To effectively control and manage the compressed air system, the system layout must be considered. Sufficient ventilation, foundation and compressor room requirements must be met, and appropriate piping materials used. Compressor intakes located outdoors should be a minimum of 10 feet (3 meters) above grade. Proper ventilation may be achieved through natural ventilation, forced ventilation with an exhaust fan, ducted ventilation to the outside with or without a recirculating damper, as well as by mixing warm air with cold intake air, or venting an exhaust air duct to the outside during summer (space heating during winter). Foundation requirements apply only to larger reciprocating compressors, but all compressors should have their own clean, cool room. Piping must be durable enough for existing work conditions, provide minimum possible pressure loss and leakage, and be easy to maintain.
Preventive maintenance is the most important step you can take. Leaks are one of the biggest maintenance issues and can be very expensive. For example, one ¼" (6.35 mm) diameter opening equals 100 CFM(2.8 m3/min) at 90 psig (6.2 bar). This is equivalent to running a 25 horsepower (18 kW) compressor. However, developing a formal program to monitor and repair leaks can control or prevent them. If a leak goes undetected, it can eventually cause the entire system to have to be shut down. A well-maintained compressor, in addition to having less downtime and repairs, will save on electrical power costs as well.
Moisture in the form of liquid and vapor is in compressed air as it leaves the system. The system can lose productivity and require significant maintenance if the moisture and other contaminants are not removed properly. Purification devices have been developed to help remove some of the contaminants from the system. As pneumatic applications and compressed air systems become more sophisticated, the proper selection of these devices is crucial.

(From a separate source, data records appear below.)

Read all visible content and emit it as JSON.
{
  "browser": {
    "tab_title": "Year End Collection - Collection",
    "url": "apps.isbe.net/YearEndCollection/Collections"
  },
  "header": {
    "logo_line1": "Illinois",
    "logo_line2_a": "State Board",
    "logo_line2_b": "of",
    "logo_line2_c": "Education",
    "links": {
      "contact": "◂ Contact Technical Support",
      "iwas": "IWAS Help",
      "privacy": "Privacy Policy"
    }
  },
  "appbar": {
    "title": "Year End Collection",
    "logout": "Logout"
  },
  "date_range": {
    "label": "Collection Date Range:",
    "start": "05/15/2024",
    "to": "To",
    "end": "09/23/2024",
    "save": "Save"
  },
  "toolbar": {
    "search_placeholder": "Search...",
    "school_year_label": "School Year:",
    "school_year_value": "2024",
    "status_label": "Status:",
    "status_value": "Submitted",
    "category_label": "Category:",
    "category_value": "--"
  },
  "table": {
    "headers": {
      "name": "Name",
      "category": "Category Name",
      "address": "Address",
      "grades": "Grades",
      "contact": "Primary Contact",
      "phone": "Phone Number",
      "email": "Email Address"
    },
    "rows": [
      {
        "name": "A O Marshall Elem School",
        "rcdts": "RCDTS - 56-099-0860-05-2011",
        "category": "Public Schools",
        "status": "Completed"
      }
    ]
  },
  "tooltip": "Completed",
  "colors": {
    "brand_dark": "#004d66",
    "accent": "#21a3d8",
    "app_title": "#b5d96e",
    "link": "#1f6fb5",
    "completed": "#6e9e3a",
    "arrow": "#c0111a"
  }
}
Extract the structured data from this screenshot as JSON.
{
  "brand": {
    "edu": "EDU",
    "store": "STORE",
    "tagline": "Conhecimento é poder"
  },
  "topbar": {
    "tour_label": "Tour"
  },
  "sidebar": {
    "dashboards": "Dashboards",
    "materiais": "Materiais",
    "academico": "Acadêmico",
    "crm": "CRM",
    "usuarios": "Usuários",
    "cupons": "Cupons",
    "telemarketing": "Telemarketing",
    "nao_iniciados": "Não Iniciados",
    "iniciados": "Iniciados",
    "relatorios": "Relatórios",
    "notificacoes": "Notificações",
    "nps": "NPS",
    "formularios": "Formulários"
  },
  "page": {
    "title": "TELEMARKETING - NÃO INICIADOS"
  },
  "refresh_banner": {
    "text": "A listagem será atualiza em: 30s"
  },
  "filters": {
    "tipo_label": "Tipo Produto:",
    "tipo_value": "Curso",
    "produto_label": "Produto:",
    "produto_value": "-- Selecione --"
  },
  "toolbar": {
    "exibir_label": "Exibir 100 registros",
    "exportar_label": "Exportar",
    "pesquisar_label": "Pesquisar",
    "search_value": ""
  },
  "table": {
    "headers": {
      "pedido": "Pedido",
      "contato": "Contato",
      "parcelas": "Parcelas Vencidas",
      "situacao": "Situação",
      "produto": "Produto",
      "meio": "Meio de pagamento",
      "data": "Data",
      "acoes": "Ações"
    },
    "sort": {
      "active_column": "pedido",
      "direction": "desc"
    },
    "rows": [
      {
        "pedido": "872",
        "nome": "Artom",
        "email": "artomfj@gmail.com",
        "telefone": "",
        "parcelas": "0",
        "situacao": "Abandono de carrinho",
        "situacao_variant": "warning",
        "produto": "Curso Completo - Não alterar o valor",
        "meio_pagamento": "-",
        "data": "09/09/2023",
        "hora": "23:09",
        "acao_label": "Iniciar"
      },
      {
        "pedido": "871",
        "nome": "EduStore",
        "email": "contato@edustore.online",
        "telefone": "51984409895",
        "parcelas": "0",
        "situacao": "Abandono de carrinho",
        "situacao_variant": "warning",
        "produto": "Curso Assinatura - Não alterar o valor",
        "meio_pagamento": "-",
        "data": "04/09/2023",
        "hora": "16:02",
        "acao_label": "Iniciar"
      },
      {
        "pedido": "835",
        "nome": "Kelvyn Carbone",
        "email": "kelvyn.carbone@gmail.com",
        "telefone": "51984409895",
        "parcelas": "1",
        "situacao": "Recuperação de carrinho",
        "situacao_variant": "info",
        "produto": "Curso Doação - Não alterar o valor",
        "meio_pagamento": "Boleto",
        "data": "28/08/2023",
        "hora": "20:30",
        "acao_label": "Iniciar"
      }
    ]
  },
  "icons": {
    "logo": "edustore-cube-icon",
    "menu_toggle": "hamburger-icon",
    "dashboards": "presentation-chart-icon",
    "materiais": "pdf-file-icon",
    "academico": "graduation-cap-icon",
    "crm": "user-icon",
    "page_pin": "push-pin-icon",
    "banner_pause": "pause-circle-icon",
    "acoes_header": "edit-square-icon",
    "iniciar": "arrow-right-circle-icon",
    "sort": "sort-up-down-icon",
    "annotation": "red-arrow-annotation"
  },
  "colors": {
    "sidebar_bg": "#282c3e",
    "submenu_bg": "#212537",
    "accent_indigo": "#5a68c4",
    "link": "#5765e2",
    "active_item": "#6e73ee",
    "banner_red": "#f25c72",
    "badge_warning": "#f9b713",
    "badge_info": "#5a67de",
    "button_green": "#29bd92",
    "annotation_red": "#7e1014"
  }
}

The most critical devices for condensate control are the coalescing filter, drain valve, air dryer and after filter.
Note: All compressor condensate is to be disposed of in accordance with all local, state and federal regulations